Another person I have written for recently is a horse-whisperer. Horses are prey animals and will naturally follow a leader that they feel safe and comfortable with. The art of horse whispering is all about showing the kind of leadership that will convince the horse to come to you willingly. It is not about instructing with words or applying force, but rather it is about being grounded and confident and trustworthy so that the horse is naturally drawn to you.
Horses pick up on who we are through our body language, our gestures and our beingness. It was interesting to observe that my 12-year old daughter was far better at connecting with the horses and getting them to follow her than I was. I was too hung up on thoughts like “I can’t do this” and “I feel silly” to fully trust my ability to connect, whereas my daughter’s ease and innocence was far more appealing to the horses. The horse whisperer, whose name is Sue Blagburn, told me to stop worrying about trying to make the horse follow me and to think, instead, about something I love. I thought about writing, the horse followed me.

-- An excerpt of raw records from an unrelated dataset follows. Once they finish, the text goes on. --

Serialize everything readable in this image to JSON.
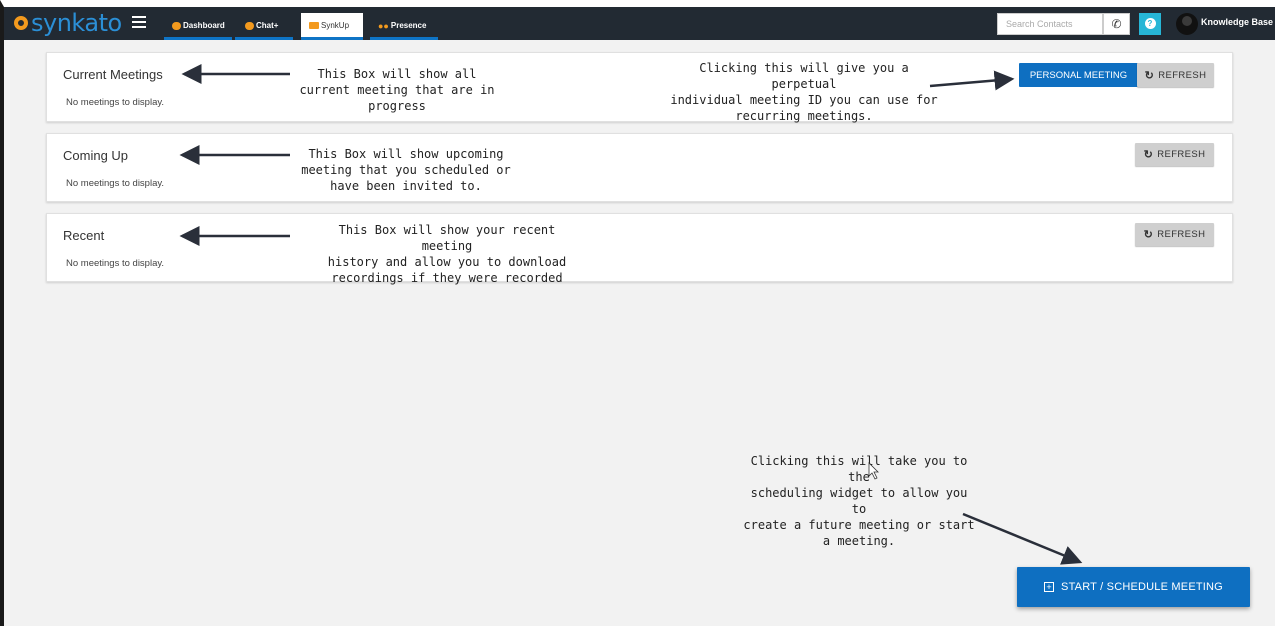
{
  "brand": {
    "name": "synkato"
  },
  "nav": {
    "tabs": [
      {
        "label": "Dashboard",
        "icon": "dashboard-icon"
      },
      {
        "label": "Chat+",
        "icon": "chat-icon"
      },
      {
        "label": "SynkUp",
        "icon": "camera-icon",
        "active": true
      },
      {
        "label": "Presence",
        "icon": "people-icon"
      }
    ],
    "search_placeholder": "Search Contacts",
    "knowledge_base": "Knowledge Base"
  },
  "panels": {
    "current": {
      "title": "Current Meetings",
      "empty": "No meetings to display.",
      "personal_label": "PERSONAL MEETING",
      "refresh_label": "REFRESH"
    },
    "upcoming": {
      "title": "Coming Up",
      "empty": "No meetings to display.",
      "refresh_label": "REFRESH"
    },
    "recent": {
      "title": "Recent",
      "empty": "No meetings to display.",
      "refresh_label": "REFRESH"
    }
  },
  "annotations": {
    "current": [
      "This Box will show all",
      "current meeting that are in",
      "progress"
    ],
    "upcoming": [
      "This Box will show upcoming",
      "meeting that you scheduled or",
      "have been invited to."
    ],
    "recent": [
      "This Box will show your recent meeting",
      "history and allow you to download",
      "recordings if they were recorded"
    ],
    "personal": [
      "Clicking this will give you a perpetual",
      "individual meeting ID you can use for",
      "recurring meetings."
    ],
    "start": [
      "Clicking this will take you to the",
      "scheduling widget to allow you to",
      "create a future meeting or start",
      "a meeting."
    ]
  },
  "start_button": {
    "label": "START / SCHEDULE MEETING"
  },
  "colors": {
    "topbar": "#222a33",
    "brand_blue": "#0e6fc1",
    "accent_orange": "#f39a1e",
    "help": "#27b6d6"
  }
}
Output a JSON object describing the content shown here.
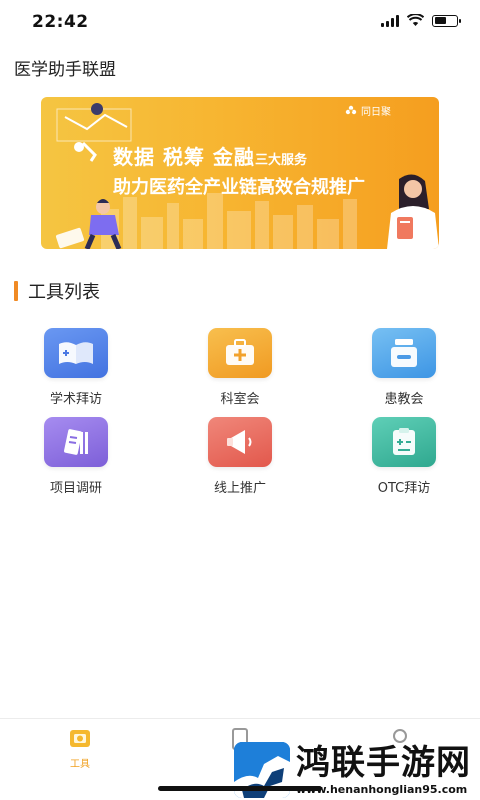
{
  "status_bar": {
    "time": "22:42",
    "icons": [
      "signal-icon",
      "wifi-icon",
      "battery-icon"
    ]
  },
  "header": {
    "title": "医学助手联盟"
  },
  "banner": {
    "brand": "同日聚",
    "line1_main": "数据 税筹 金融",
    "line1_suffix": "三大服务",
    "line2": "助力医药全产业链高效合规推广",
    "colors": {
      "start": "#f5c542",
      "end": "#f59e1f"
    }
  },
  "tools_section": {
    "title": "工具列表",
    "accent": "#f08a24",
    "items": [
      {
        "label": "学术拜访",
        "icon": "open-book-icon",
        "color": "#4f7fe8"
      },
      {
        "label": "科室会",
        "icon": "medical-kit-icon",
        "color": "#f4a52a"
      },
      {
        "label": "患教会",
        "icon": "medicine-box-icon",
        "color": "#4fa6ea"
      },
      {
        "label": "项目调研",
        "icon": "documents-icon",
        "color": "#8d6fe0"
      },
      {
        "label": "线上推广",
        "icon": "megaphone-icon",
        "color": "#ea6a5c"
      },
      {
        "label": "OTC拜访",
        "icon": "clipboard-plus-icon",
        "color": "#3fb8a2"
      }
    ]
  },
  "tab_bar": {
    "tabs": [
      {
        "label": "工具",
        "icon": "toolbox-icon",
        "active": true
      },
      {
        "label": "",
        "icon": "document-icon",
        "active": false
      },
      {
        "label": "",
        "icon": "person-icon",
        "active": false
      }
    ],
    "active_color": "#f0a020"
  },
  "watermark": {
    "title": "鸿联手游网",
    "url": "www.henanhonglian95.com"
  }
}
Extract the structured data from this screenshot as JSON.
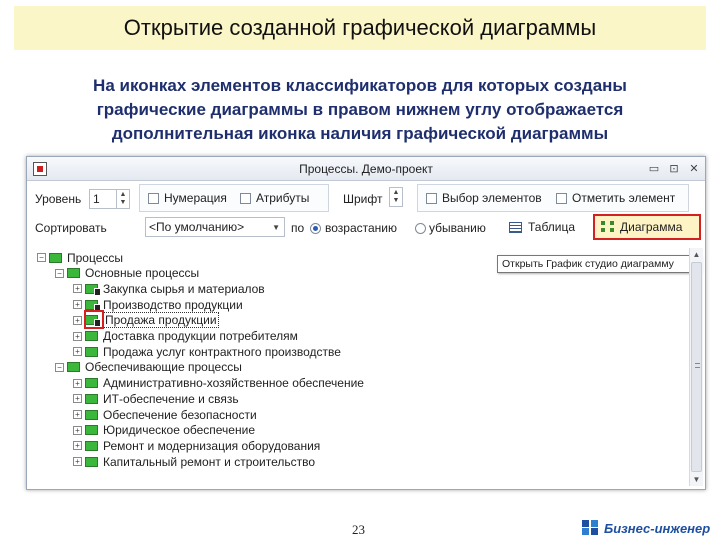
{
  "slide": {
    "title": "Открытие созданной графической диаграммы",
    "subtitle_lines": [
      "На иконках элементов классификаторов для которых созданы",
      "графические диаграммы в правом нижнем углу отображается",
      "дополнительная иконка наличия  графической диаграммы"
    ],
    "page_number": "23",
    "brand": "Бизнес-инженер"
  },
  "window": {
    "title": "Процессы. Демо-проект",
    "controls": {
      "minimize": "▭",
      "maximize": "⊡",
      "close": "✕"
    }
  },
  "toolbar": {
    "level_label": "Уровень",
    "level_value": "1",
    "numbering_label": "Нумерация",
    "attributes_label": "Атрибуты",
    "font_label": "Шрифт",
    "select_elements_label": "Выбор элементов",
    "mark_element_label": "Отметить элемент",
    "sort_label": "Сортировать",
    "sort_value": "<По умолчанию>",
    "sort_by_label": "по",
    "ascending_label": "возрастанию",
    "descending_label": "убыванию",
    "sort_order": "ascending",
    "table_label": "Таблица",
    "diagram_label": "Диаграмма",
    "diagram_tooltip": "Открыть График студио диаграмму"
  },
  "tree": {
    "rows": [
      {
        "label": "Процессы",
        "level": 0,
        "expander": "−",
        "diagram": false
      },
      {
        "label": "Основные процессы",
        "level": 1,
        "expander": "−",
        "diagram": false
      },
      {
        "label": "Закупка сырья и материалов",
        "level": 2,
        "expander": "+",
        "diagram": true
      },
      {
        "label": "Производство продукции",
        "level": 2,
        "expander": "+",
        "diagram": true
      },
      {
        "label": "Продажа продукции",
        "level": 2,
        "expander": "+",
        "diagram": true,
        "selected": true,
        "highlighted": true
      },
      {
        "label": "Доставка продукции потребителям",
        "level": 2,
        "expander": "+",
        "diagram": false
      },
      {
        "label": "Продажа услуг контрактного производстве",
        "level": 2,
        "expander": "+",
        "diagram": false
      },
      {
        "label": "Обеспечивающие процессы",
        "level": 1,
        "expander": "−",
        "diagram": false
      },
      {
        "label": "Административно-хозяйственное обеспечение",
        "level": 2,
        "expander": "+",
        "diagram": false
      },
      {
        "label": "ИТ-обеспечение и связь",
        "level": 2,
        "expander": "+",
        "diagram": false
      },
      {
        "label": "Обеспечение безопасности",
        "level": 2,
        "expander": "+",
        "diagram": false
      },
      {
        "label": "Юридическое обеспечение",
        "level": 2,
        "expander": "+",
        "diagram": false
      },
      {
        "label": "Ремонт и модернизация оборудования",
        "level": 2,
        "expander": "+",
        "diagram": false
      },
      {
        "label": "Капитальный ремонт и строительство",
        "level": 2,
        "expander": "+",
        "diagram": false
      }
    ]
  },
  "colors": {
    "title_bg": "#fbf6c8",
    "subtitle_text": "#1f2f6e",
    "highlight_red": "#d42020",
    "node_green": "#3bb83b",
    "brand_blue": "#1f4fa0"
  },
  "icons": {
    "tree_node": "green-node-icon",
    "diagram_badge": "diagram-badge-icon",
    "table": "table-icon",
    "diagram": "diagram-icon",
    "app": "app-icon",
    "brand": "brand-logo-icon"
  }
}
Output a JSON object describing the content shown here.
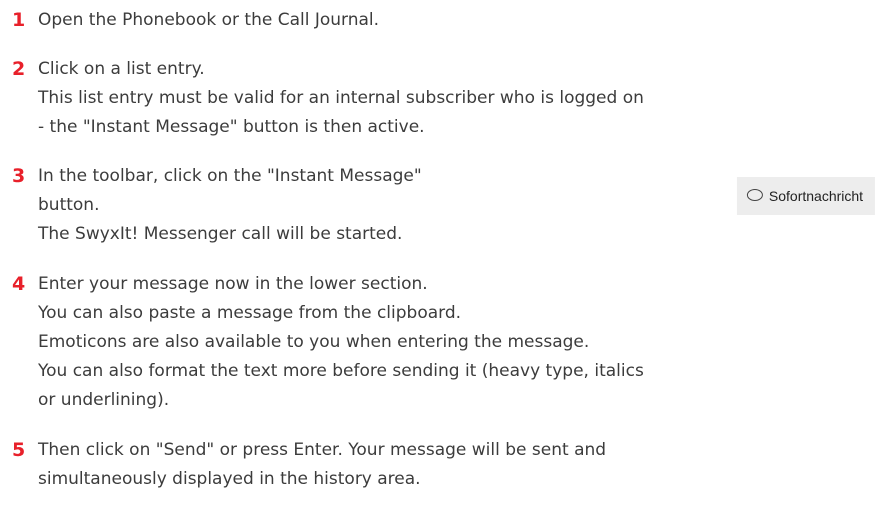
{
  "accent_color": "#e8202a",
  "steps": [
    {
      "number": "1",
      "lines": [
        "Open the Phonebook or the Call Journal."
      ]
    },
    {
      "number": "2",
      "lines": [
        "Click on a list entry.",
        "This list entry must be valid for an internal subscriber who is logged on",
        "- the \"Instant Message\" button is then active."
      ]
    },
    {
      "number": "3",
      "lines": [
        "In the toolbar, click on the \"Instant Message\"",
        "button.",
        "The SwyxIt! Messenger call will be started."
      ]
    },
    {
      "number": "4",
      "lines": [
        "Enter your message now in the lower section.",
        "You can also paste a message from the clipboard.",
        "Emoticons are also available to you when entering the message.",
        "You can also format the text more before sending it (heavy type, italics",
        "or underlining)."
      ]
    },
    {
      "number": "5",
      "lines": [
        "Then click on \"Send\" or press Enter. Your message will be sent and",
        "simultaneously displayed in the history area."
      ]
    }
  ],
  "toolbar_button": {
    "icon": "speech-bubble-icon",
    "label": "Sofortnachricht"
  }
}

Today’s outfit was probably not the best choice for a cold Winter’s day but I bought the dress off a friend recently and decided I couldn’t wait for the summer to wear it. It is a sleeveless pink, blue and yellow dress in a stretchy cotton material. It is by French designer Zone Bleu and I love the fact that it has a frilled hem that is shorter at the front than the back. I wore it over a pair of tights given to me by my friend Lesley that are a great match for the dress and a pale pink Bohemia petticoat.
The felted red coat came from Totnes market and it is one of the few garments that I bought brand new. It is Italian made and very similar to the designs produced by Italian designer, Sarah Santos. I love the colour and asymmetrical design, and it is also beautifully warm and soft to wear.
Belt: Gods Gift Emporium
Boots: Handmade by Conker
Coat: Made in Italy (similar to Sarah Santos)